Scenario 1: Improvement and stabilization

In this scenario, universities manage to claw back some of their funding, the number of faculty positions increases, the percentage of adjuncts decreases, and tuition stops increasing. Imagine that the condition stabilizes somewhere at pre-2008 levels.

Personally, I find this the least plausible scenario. It’s very pleasant for faculty and students to imagine that our universities’ terrible state is a temporary result of poor economic conditions, but there’s no evidence to support this. And if these problems are not the result of a temporary condition or isolated sequence of events, there’s no reason to think it’s going to reverse course.

Scenario 2: Universities stabilize in a bad state

As pessimistic as I am, it’s still not reasonable to think that universities will continue to go downhill forever. The downward trends have to stop sometime. So perhaps things continue to get worse for a few more years and then the downward slide comes to a stop.

I think there’s some truth to this scenario. The downward slide into oblivion will definitely end somewhere. The question is whether it ends before an actual crisis occurs. By “crisis”, I mean economic or military crisis. Without a viable university system, the economy will experience a terrible series of shocks. Universities are responsible for building an educated workforce, maintaining an informed citizenry, and for keeping our research pipeline filled with people capable of continuing to work on the hard problems we face. These needs are already not being met, but it hasn’t caused irreparable harm to the economy yet.

If universities stabilize before this happens, we’ll end up in a bad, but not catastrophic situation. But again, the question is why they would stabilize without some countervailing dynamic causing them to stabilize. Personally, I don’t see this happening.

Scenario 3: Crisis and federal intervention

This is what I think will actually happen. Eventually, it will become apparent that the United States will lose its global leadership position without a viable university system. To an extent, of course, this is already happening. But we still have the luxury of living in denial for quite a few more years.

Eventually, this state of denial will become impossible. The only actor powerful enough to reverse the downward spiral will be the federal government because there simply isn’t any other entity with the economic and political power to do so. This will be precipitated by a crisis or by the sudden realization that a crisis will soon be upon us.

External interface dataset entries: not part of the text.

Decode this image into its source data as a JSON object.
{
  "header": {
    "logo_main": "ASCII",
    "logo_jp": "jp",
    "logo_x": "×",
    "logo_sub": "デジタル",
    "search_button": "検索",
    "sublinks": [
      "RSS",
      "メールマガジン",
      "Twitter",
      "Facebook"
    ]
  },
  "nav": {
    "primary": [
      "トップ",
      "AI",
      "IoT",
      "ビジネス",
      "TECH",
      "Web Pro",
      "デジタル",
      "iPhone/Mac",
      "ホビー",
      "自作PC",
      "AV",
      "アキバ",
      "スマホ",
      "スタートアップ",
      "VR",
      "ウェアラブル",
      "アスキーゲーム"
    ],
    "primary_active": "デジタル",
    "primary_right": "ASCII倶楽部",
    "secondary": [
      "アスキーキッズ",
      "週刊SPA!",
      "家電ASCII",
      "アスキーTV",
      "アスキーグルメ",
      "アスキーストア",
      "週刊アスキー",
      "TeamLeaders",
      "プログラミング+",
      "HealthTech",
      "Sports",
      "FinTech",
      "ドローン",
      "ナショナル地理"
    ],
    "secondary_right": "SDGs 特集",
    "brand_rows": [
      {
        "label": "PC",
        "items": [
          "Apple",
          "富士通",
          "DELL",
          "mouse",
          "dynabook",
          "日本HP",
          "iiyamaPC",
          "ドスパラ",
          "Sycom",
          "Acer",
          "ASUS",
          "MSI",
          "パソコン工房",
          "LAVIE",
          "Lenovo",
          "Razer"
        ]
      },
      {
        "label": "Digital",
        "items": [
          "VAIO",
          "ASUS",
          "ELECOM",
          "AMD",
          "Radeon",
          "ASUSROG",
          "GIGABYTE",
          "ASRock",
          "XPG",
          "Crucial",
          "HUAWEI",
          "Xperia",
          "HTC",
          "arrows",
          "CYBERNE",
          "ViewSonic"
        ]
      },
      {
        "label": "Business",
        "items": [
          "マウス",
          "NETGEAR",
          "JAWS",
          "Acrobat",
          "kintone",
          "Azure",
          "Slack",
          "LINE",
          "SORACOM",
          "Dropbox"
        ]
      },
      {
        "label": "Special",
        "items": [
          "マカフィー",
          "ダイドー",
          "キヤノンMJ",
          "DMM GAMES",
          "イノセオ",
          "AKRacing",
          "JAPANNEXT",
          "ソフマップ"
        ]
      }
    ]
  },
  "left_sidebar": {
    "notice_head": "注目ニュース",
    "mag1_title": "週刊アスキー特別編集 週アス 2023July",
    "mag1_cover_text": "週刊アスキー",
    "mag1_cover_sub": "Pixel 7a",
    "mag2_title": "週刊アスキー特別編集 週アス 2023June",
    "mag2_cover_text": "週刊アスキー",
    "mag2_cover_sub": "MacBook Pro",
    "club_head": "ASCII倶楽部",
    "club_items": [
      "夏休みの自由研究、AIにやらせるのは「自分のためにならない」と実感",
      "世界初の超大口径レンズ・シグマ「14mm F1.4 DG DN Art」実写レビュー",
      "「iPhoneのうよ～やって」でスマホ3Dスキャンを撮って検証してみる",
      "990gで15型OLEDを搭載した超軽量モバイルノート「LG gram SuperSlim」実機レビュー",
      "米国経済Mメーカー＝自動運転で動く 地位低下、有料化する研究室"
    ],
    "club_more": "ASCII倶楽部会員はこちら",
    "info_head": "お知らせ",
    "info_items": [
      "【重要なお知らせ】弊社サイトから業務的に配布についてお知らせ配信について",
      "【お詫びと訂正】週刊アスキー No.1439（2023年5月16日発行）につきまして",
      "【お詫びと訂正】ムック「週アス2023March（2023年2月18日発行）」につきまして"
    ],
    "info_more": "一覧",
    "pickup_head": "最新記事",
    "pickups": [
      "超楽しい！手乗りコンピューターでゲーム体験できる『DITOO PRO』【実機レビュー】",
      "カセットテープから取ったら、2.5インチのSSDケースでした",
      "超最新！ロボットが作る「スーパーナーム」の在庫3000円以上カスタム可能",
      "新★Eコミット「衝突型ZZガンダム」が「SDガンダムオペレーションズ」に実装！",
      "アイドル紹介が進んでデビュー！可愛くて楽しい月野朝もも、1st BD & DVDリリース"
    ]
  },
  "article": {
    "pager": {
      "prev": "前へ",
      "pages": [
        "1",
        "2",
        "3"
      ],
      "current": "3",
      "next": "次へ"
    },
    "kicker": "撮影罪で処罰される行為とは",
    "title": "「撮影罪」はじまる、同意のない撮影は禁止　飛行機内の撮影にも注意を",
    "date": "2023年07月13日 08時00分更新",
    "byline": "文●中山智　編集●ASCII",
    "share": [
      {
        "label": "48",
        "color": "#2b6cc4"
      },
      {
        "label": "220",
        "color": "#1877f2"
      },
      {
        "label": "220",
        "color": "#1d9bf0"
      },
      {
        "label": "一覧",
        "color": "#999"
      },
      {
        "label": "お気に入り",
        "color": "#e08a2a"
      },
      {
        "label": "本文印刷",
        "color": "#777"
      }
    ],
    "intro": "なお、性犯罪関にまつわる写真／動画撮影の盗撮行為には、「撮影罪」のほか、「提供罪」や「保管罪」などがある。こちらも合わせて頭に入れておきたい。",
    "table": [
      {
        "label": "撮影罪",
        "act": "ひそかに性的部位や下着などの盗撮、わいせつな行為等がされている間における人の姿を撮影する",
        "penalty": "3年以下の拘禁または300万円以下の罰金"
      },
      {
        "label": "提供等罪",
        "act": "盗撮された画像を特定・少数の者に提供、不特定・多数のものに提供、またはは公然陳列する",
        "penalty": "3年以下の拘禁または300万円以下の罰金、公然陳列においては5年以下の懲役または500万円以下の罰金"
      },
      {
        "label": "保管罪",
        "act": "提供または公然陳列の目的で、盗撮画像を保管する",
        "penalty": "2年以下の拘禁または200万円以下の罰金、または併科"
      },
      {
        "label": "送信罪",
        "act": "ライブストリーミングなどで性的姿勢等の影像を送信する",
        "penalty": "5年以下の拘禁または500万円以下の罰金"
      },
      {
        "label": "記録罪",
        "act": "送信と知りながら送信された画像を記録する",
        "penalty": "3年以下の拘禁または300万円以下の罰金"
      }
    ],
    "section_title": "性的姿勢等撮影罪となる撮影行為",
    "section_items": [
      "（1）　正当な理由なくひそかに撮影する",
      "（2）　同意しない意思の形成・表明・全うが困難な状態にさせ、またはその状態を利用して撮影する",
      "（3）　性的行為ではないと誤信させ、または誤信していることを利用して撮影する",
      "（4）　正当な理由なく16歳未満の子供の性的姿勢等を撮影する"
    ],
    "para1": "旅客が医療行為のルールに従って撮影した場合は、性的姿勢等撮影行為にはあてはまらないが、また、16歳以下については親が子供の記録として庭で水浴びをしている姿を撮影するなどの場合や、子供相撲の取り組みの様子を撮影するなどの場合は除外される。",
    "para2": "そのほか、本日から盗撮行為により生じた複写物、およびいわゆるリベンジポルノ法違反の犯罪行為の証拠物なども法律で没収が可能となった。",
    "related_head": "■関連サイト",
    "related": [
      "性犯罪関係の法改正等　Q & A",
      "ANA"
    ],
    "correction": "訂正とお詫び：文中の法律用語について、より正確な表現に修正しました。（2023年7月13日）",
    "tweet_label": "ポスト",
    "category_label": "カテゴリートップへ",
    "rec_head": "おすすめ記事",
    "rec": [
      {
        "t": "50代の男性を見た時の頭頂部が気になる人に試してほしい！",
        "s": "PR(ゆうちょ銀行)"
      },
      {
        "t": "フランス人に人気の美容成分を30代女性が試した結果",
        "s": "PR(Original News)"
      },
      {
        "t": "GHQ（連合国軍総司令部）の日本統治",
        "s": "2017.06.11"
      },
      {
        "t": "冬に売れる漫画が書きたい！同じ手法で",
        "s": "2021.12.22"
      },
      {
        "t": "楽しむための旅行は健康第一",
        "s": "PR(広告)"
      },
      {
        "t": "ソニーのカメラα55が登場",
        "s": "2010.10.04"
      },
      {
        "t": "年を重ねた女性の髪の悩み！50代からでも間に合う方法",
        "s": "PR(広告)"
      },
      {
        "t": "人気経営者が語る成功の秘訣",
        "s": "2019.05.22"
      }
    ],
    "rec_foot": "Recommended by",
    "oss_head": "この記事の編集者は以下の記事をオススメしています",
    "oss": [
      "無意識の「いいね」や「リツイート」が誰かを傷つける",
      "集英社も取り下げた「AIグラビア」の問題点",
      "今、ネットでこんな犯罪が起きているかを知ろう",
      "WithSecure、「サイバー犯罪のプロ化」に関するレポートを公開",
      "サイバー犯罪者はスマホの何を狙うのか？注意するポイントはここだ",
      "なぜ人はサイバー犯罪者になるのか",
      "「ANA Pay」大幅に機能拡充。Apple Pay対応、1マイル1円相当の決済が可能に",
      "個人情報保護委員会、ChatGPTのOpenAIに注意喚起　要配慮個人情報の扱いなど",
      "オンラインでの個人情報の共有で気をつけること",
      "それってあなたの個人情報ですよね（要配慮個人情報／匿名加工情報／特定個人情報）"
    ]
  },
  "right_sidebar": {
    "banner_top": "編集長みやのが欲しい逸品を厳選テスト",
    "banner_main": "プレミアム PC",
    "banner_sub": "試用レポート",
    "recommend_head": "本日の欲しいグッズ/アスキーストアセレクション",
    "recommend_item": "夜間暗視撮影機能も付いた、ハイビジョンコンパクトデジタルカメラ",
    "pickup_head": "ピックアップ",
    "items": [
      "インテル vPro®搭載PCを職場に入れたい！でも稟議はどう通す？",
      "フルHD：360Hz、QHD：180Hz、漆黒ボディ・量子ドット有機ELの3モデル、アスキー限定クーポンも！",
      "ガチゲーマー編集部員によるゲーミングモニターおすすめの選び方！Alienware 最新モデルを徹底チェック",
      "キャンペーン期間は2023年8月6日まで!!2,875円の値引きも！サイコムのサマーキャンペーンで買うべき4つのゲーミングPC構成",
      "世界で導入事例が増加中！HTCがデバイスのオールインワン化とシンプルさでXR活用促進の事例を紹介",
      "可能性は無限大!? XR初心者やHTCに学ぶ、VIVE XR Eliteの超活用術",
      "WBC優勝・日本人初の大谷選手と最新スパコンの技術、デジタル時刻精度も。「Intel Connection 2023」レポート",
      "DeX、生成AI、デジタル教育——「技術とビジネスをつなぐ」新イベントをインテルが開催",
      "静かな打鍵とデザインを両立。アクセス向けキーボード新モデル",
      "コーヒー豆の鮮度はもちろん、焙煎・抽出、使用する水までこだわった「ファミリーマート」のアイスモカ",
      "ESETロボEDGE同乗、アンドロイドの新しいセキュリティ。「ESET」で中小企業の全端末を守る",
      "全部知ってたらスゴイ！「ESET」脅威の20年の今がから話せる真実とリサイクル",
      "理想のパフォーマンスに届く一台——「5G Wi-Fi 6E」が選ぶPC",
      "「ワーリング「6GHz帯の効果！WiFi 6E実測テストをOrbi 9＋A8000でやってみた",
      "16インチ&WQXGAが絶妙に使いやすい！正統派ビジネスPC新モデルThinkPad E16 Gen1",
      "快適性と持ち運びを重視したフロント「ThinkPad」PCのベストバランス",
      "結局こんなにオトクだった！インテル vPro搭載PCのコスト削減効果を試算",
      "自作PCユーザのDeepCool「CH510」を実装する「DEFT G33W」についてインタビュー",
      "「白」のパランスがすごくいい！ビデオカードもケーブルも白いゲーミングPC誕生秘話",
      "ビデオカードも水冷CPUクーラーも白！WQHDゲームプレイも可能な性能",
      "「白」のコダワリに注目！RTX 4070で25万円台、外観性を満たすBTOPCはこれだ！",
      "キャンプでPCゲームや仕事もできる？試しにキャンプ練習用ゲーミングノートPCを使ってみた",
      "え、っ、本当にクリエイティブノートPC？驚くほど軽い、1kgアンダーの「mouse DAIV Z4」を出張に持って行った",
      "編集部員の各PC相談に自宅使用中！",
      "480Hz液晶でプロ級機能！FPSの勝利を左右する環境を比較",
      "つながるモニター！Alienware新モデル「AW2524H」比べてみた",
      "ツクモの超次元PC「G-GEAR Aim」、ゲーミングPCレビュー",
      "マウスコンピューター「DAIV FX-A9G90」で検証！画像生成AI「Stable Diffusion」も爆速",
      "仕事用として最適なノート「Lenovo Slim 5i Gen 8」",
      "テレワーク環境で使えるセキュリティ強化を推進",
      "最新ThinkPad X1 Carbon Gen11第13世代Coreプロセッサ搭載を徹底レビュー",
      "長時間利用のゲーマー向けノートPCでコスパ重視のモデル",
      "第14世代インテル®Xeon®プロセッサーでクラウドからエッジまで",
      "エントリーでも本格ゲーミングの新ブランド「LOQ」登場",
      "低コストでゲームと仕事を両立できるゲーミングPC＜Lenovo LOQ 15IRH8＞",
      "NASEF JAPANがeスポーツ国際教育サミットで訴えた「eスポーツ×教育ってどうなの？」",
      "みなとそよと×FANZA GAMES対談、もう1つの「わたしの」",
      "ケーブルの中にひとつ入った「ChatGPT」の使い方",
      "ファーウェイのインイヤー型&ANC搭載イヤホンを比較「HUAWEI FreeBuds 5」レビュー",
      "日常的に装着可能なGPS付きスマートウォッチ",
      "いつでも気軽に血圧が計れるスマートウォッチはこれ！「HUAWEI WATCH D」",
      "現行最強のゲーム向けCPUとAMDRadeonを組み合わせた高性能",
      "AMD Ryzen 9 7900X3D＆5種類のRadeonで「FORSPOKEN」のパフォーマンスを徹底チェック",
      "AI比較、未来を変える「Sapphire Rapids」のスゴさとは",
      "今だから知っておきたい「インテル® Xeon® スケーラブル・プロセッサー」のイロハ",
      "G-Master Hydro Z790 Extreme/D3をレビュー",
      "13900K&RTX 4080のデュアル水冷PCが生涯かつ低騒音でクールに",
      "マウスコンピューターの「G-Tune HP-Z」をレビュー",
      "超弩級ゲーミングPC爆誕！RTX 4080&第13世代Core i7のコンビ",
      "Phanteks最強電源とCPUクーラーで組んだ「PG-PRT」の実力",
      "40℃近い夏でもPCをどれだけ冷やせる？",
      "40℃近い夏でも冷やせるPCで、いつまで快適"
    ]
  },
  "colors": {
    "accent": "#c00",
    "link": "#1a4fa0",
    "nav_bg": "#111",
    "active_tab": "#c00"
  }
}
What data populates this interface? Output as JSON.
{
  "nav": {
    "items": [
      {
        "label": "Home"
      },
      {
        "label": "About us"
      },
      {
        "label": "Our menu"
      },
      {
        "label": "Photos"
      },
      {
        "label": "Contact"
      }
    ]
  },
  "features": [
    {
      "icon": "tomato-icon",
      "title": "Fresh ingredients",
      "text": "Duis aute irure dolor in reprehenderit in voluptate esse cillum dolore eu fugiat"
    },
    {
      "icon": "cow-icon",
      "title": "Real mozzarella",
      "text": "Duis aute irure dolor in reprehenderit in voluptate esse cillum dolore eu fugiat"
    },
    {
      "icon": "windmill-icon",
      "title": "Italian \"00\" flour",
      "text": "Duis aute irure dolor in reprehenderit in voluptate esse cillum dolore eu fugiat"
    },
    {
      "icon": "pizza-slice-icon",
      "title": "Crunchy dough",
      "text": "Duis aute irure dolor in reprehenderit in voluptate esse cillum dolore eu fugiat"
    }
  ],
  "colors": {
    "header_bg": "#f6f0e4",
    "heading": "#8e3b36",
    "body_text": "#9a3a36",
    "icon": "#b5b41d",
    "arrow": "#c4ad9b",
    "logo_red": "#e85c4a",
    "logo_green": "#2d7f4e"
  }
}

This may sound overly dramatic, but there’s excellent precedent for exactly this scenario. I’m referring to the Soviet Union’s detonation of a hydrogen bomb, followed by the launch of Sputnik. The United States was shocked by the first and humiliated by the second, and it caused a huge investment in education — especially science education. Science became a highly respected field that we encouraged children to study, and huge federal investments were poured into education, research, and other grants for universities. There’s no reason this couldn’t happen again. Just as the federal government poured billions of dollars into the economy following the financial crisis, billions would be poured into the economy — and into higher education in particular — if we were shocked into action.

Place your bets!

Personally, I believe that such a shock will occur, although I can’t possibly predict when or what form it will take. The game theorist in me is pretty confident that we’ll continue to chip away at higher education, followed by some crisis that causes federal intervention on a huge scale. There are mechanisms in place already for getting dollars from the federal government into universities — those mechanisms include the National Science Foundation and, more importantly, the Pentagon; they also increasingly include the National Security Agency and the rest of the intelligence community. So if you want a picture of what universities will look like in a couple of decades or so, imagine a world in which university priorities are determined by federal institutions like those.

Leave a Reply

Your email address will not be published. Required fields are marked *

You may use these HTML tags and attributes: <a href="" title=""> <abbr title=""> <acronym title=""> <b> <blockquote cite=""> <cite> <code> <del datetime=""> <em> <i> <q cite=""> <strike> <strong>